Go through the lines below one by one and count those holding the string "icon". Give the count alone.

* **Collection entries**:
-- Opening Marker --

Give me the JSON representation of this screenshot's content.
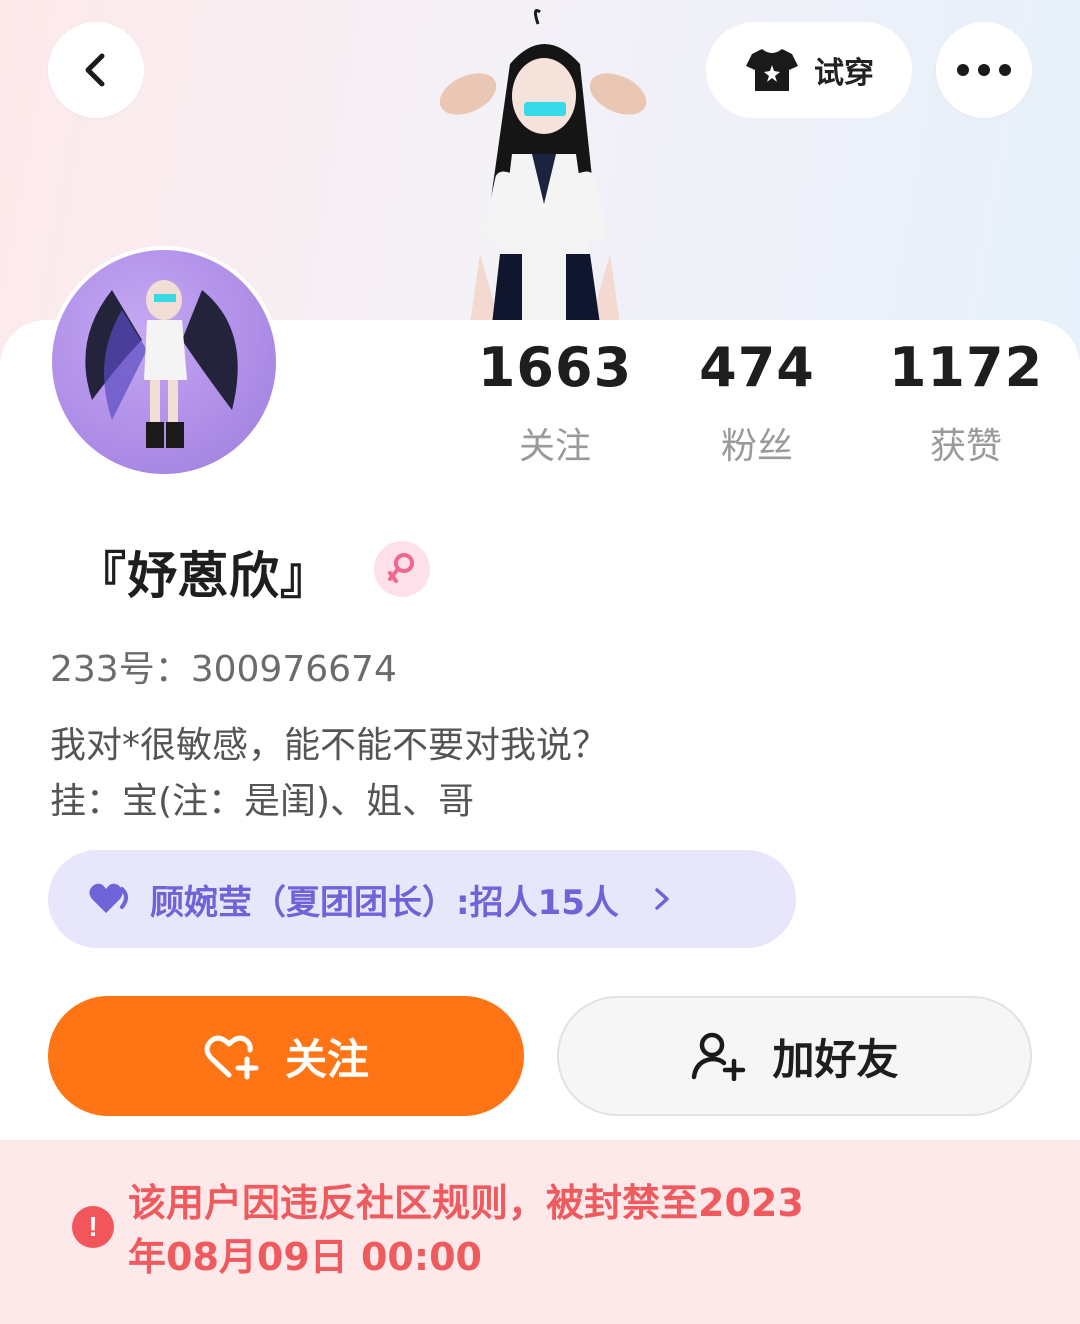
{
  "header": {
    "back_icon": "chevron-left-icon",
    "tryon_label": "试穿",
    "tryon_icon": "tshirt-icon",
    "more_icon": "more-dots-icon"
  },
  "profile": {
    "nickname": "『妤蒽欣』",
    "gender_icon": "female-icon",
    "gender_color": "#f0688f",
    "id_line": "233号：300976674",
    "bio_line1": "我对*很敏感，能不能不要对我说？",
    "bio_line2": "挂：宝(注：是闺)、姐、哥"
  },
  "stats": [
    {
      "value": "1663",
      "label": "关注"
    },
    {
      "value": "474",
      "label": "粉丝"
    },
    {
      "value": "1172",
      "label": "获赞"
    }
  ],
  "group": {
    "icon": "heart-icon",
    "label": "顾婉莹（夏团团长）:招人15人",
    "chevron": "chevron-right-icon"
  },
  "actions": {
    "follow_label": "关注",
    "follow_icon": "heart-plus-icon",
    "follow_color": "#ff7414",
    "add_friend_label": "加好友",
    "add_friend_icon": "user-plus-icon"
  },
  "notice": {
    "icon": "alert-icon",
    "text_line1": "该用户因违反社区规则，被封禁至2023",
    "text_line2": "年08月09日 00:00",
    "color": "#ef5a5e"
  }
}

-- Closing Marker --

* **Answer for the task**: 9